Content starts

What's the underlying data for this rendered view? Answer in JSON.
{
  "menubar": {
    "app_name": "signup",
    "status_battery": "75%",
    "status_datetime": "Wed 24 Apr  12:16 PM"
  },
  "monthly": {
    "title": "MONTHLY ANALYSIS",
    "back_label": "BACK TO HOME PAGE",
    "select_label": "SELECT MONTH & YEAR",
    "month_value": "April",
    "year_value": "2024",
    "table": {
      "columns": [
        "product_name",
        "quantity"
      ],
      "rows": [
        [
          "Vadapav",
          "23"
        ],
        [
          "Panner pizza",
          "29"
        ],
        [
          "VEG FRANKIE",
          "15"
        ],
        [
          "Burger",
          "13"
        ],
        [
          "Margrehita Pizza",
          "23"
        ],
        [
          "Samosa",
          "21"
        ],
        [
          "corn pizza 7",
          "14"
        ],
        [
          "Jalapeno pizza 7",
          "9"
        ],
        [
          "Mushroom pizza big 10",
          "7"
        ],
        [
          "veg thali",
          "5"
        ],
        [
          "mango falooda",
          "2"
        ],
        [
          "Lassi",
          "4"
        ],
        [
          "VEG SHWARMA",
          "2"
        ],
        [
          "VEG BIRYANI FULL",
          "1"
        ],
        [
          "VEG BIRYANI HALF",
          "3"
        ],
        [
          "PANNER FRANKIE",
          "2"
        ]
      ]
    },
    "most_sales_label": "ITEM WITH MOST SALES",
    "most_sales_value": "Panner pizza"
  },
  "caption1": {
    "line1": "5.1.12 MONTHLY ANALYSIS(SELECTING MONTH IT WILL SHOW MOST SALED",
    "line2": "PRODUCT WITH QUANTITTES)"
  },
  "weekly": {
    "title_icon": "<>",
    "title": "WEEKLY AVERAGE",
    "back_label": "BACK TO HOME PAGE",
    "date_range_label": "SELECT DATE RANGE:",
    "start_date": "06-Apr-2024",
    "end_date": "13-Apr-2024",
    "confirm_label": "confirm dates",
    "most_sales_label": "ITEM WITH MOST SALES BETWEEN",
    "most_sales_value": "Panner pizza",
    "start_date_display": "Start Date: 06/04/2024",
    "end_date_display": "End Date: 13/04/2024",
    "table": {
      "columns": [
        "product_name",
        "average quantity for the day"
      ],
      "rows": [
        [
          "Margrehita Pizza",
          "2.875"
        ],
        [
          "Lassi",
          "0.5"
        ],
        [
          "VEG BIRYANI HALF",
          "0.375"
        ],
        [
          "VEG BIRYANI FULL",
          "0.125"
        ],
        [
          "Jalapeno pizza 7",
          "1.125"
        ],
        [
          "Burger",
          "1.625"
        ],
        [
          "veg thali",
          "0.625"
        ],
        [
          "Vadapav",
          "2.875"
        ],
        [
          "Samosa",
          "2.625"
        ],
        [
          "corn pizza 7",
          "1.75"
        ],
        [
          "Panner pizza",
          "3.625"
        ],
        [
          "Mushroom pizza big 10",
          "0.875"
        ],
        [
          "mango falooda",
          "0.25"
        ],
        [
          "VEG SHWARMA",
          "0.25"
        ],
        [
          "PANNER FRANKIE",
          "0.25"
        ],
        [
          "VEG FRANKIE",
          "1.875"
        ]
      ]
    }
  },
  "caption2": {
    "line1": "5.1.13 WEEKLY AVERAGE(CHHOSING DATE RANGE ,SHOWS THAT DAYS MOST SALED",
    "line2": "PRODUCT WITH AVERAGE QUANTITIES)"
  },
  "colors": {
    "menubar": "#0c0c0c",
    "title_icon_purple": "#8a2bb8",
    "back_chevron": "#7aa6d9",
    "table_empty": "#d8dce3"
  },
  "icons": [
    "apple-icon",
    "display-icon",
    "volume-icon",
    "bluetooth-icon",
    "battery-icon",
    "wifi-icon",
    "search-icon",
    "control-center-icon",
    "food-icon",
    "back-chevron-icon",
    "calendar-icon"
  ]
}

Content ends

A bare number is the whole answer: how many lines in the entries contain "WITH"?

:: RESPONSE ::
4